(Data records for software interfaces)
|---|
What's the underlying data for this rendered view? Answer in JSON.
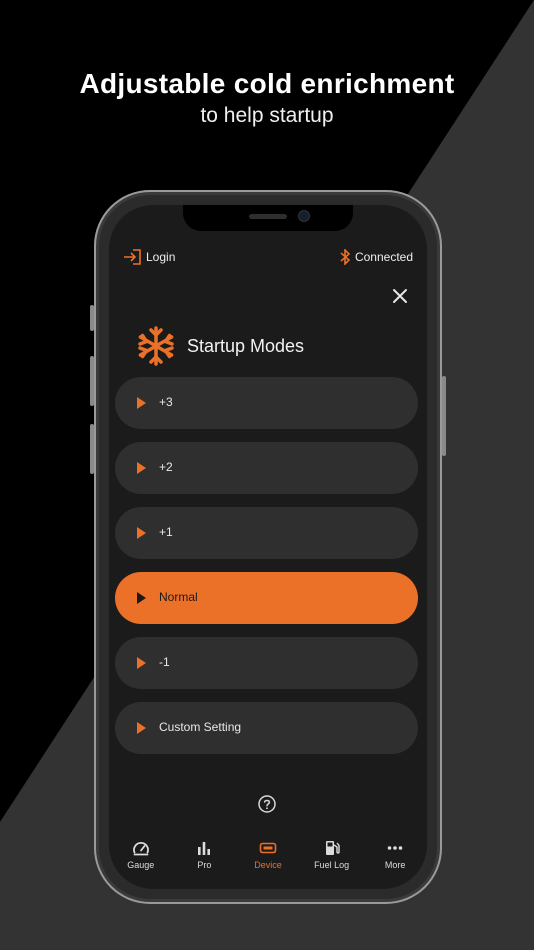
{
  "headline": "Adjustable cold enrichment",
  "subline": "to help startup",
  "colors": {
    "accent": "#ec7128",
    "background": "#000000",
    "diagonal": "#333333",
    "card": "#2f2f2f"
  },
  "topbar": {
    "login_label": "Login",
    "login_icon": "login-icon",
    "status_label": "Connected",
    "status_icon": "bluetooth-icon"
  },
  "modes": {
    "title": "Startup Modes",
    "icon": "snowflake-icon",
    "items": [
      {
        "label": "+3",
        "selected": false
      },
      {
        "label": "+2",
        "selected": false
      },
      {
        "label": "+1",
        "selected": false
      },
      {
        "label": "Normal",
        "selected": true
      },
      {
        "label": "-1",
        "selected": false
      },
      {
        "label": "Custom Setting",
        "selected": false
      }
    ]
  },
  "tabs": [
    {
      "label": "Gauge",
      "icon": "gauge-icon",
      "active": false
    },
    {
      "label": "Pro",
      "icon": "bar-chart-icon",
      "active": false
    },
    {
      "label": "Device",
      "icon": "device-icon",
      "active": true
    },
    {
      "label": "Fuel Log",
      "icon": "fuel-pump-icon",
      "active": false
    },
    {
      "label": "More",
      "icon": "more-dots-icon",
      "active": false
    }
  ]
}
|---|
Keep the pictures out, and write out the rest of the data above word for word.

What's the underlying data for this rendered view? Answer in JSON.
{
  "headline": "Adjustable cold enrichment",
  "subline": "to help startup",
  "colors": {
    "accent": "#ec7128",
    "background": "#000000",
    "diagonal": "#333333",
    "card": "#2f2f2f"
  },
  "topbar": {
    "login_label": "Login",
    "login_icon": "login-icon",
    "status_label": "Connected",
    "status_icon": "bluetooth-icon"
  },
  "modes": {
    "title": "Startup Modes",
    "icon": "snowflake-icon",
    "items": [
      {
        "label": "+3",
        "selected": false
      },
      {
        "label": "+2",
        "selected": false
      },
      {
        "label": "+1",
        "selected": false
      },
      {
        "label": "Normal",
        "selected": true
      },
      {
        "label": "-1",
        "selected": false
      },
      {
        "label": "Custom Setting",
        "selected": false
      }
    ]
  },
  "tabs": [
    {
      "label": "Gauge",
      "icon": "gauge-icon",
      "active": false
    },
    {
      "label": "Pro",
      "icon": "bar-chart-icon",
      "active": false
    },
    {
      "label": "Device",
      "icon": "device-icon",
      "active": true
    },
    {
      "label": "Fuel Log",
      "icon": "fuel-pump-icon",
      "active": false
    },
    {
      "label": "More",
      "icon": "more-dots-icon",
      "active": false
    }
  ]
}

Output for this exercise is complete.